"What I witnessed on Martin Luther King Day was a culmination of a lack of trust that you blatantly displayed to your constituents," business owner Juan da Costa said.
"I view it as a blatant disregard and a disrespect of the African-American community," Gwen Reese said.
Kyler Reynolds, who said he is a schoolteacher, said Midtown looked like a "military-type zone" after the parade. One speaker used the phrase "martial law," while another said the event was reminiscent of sundown laws and segregation.

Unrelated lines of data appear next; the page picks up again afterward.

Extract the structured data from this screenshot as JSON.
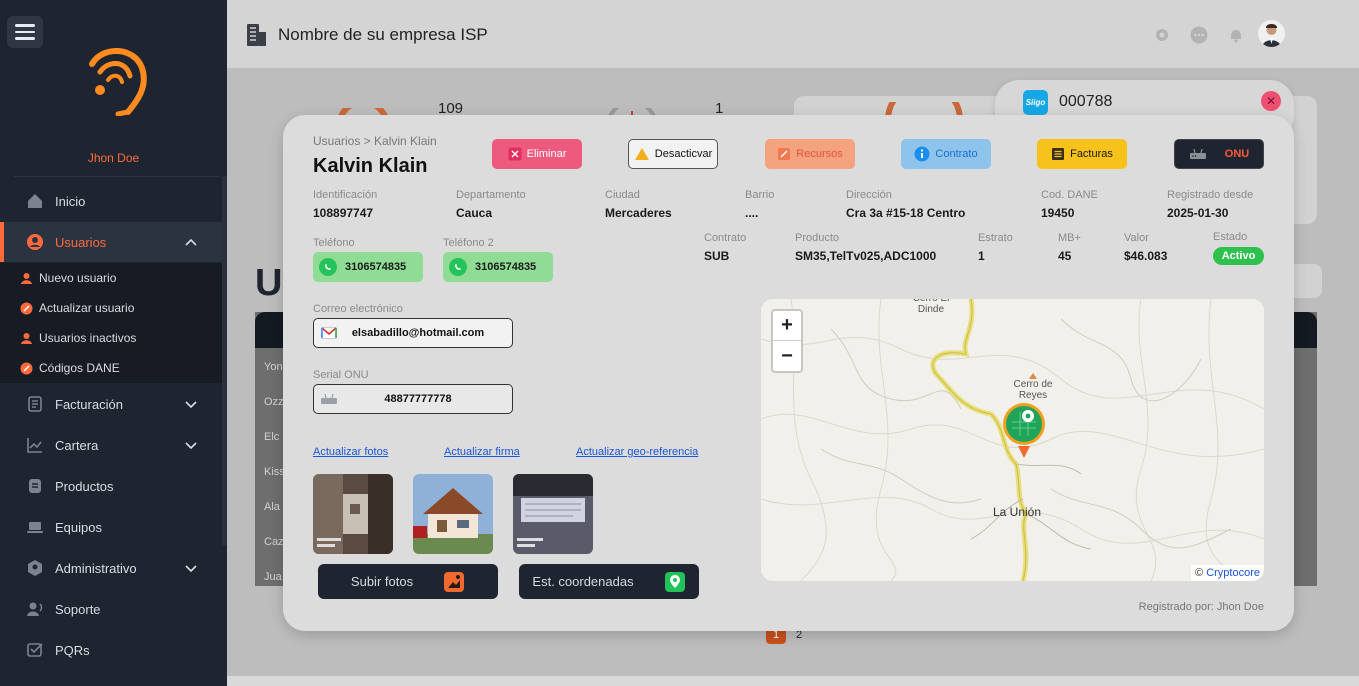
{
  "sidebar": {
    "username": "Jhon Doe",
    "items": [
      {
        "label": "Inicio",
        "icon": "home-icon"
      },
      {
        "label": "Usuarios",
        "icon": "user-icon",
        "active": true
      },
      {
        "label": "Facturación",
        "icon": "invoice-icon"
      },
      {
        "label": "Cartera",
        "icon": "chart-icon"
      },
      {
        "label": "Productos",
        "icon": "products-icon"
      },
      {
        "label": "Equipos",
        "icon": "laptop-icon"
      },
      {
        "label": "Administrativo",
        "icon": "admin-icon"
      },
      {
        "label": "Soporte",
        "icon": "support-icon"
      },
      {
        "label": "PQRs",
        "icon": "pqr-icon"
      }
    ],
    "submenu": [
      "Nuevo usuario",
      "Actualizar usuario",
      "Usuarios inactivos",
      "Códigos DANE"
    ]
  },
  "topbar": {
    "company": "Nombre de su empresa ISP"
  },
  "background": {
    "stat1": "109",
    "stat2": "1",
    "heading_letter": "U",
    "rows": [
      "Yon",
      "Ozz",
      "Elc",
      "Kiss",
      "Ala",
      "Caz",
      "Jua"
    ],
    "pages": [
      "1",
      "2"
    ]
  },
  "siigo": {
    "logo": "Siigo",
    "number": "000788"
  },
  "modal": {
    "breadcrumb": "Usuarios > Kalvin Klain",
    "name": "Kalvin Klain",
    "buttons": {
      "delete": "Eliminar",
      "deactivate": "Desacticvar",
      "resources": "Recursos",
      "contract": "Contrato",
      "invoices": "Facturas",
      "onu": "ONU"
    },
    "info": {
      "id_label": "Identificación",
      "id": "108897747",
      "dept_label": "Departamento",
      "dept": "Cauca",
      "city_label": "Ciudad",
      "city": "Mercaderes",
      "barrio_label": "Barrio",
      "barrio": "....",
      "address_label": "Dirección",
      "address": "Cra 3a #15-18 Centro",
      "dane_label": "Cod. DANE",
      "dane": "19450",
      "since_label": "Registrado desde",
      "since": "2025-01-30"
    },
    "phone_label": "Teléfono",
    "phone": "3106574835",
    "phone2_label": "Teléfono 2",
    "phone2": "3106574835",
    "plan": {
      "contract_label": "Contrato",
      "contract": "SUB",
      "product_label": "Producto",
      "product": "SM35,TelTv025,ADC1000",
      "stratum_label": "Estrato",
      "stratum": "1",
      "mb_label": "MB+",
      "mb": "45",
      "value_label": "Valor",
      "value": "$46.083",
      "state_label": "Estado",
      "state": "Activo"
    },
    "email_label": "Correo electrónico",
    "email": "elsabadillo@hotmail.com",
    "onu_label": "Serial ONU",
    "onu_serial": "48877777778",
    "links": {
      "photos": "Actualizar fotos",
      "signature": "Actualizar firma",
      "geo": "Actualizar geo-referencia"
    },
    "upload_btn": "Subir fotos",
    "coords_btn": "Est. coordenadas",
    "map": {
      "place1": "Cerro El Dinde",
      "place2": "Cerro de Reyes",
      "town": "La Unión",
      "zoom_in": "+",
      "zoom_out": "−",
      "attribution_prefix": "©",
      "attribution": "Cryptocore"
    },
    "registered_by": "Registrado por: Jhon Doe"
  },
  "colors": {
    "accent": "#ff6a3d",
    "sidebar": "#1f2530",
    "status_active": "#2ec14e"
  }
}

Residents also complained that officers were rude and dismissive as they cleared the streets. They said police were unnecessarily tough on vendors — issuing a letter before the event warning that people needed to get permits if they were going to sell food on the street or parking spots in their yards.
But that, Holloway said, is the key difference between the after-parade block party and events like Pride. No one organizer takes out a permit and accepts ownership.
"We don’t know where the food is coming from, whether they’re going to start a fire," the chief said. "Somehow the Police Department got into hosting the party."
Muhammad tagged a number of local leaders in his Facebook video, including Pinellas County Commissioner Ken Welch, who said he heard from constituents about the police presence and talked to the mayor about it.
"We’re all looking for the right balance to make sure folks are safe, but still we don’t feel like we are locked down in the community," Welch said.
Kriseman said he talked to Holloway on Tuesday and asked for more thorough briefings about police strategies for future events.
"Our priority as a city is to do everything we can to try to keep people safe, and that happened," the mayor said in an interview. "I certainly regret the fact that there may have been too much security and too many detours."
Contact Zachary T. Sampson at [email protected] or (727) 893-8804. Follow @ZackSampson.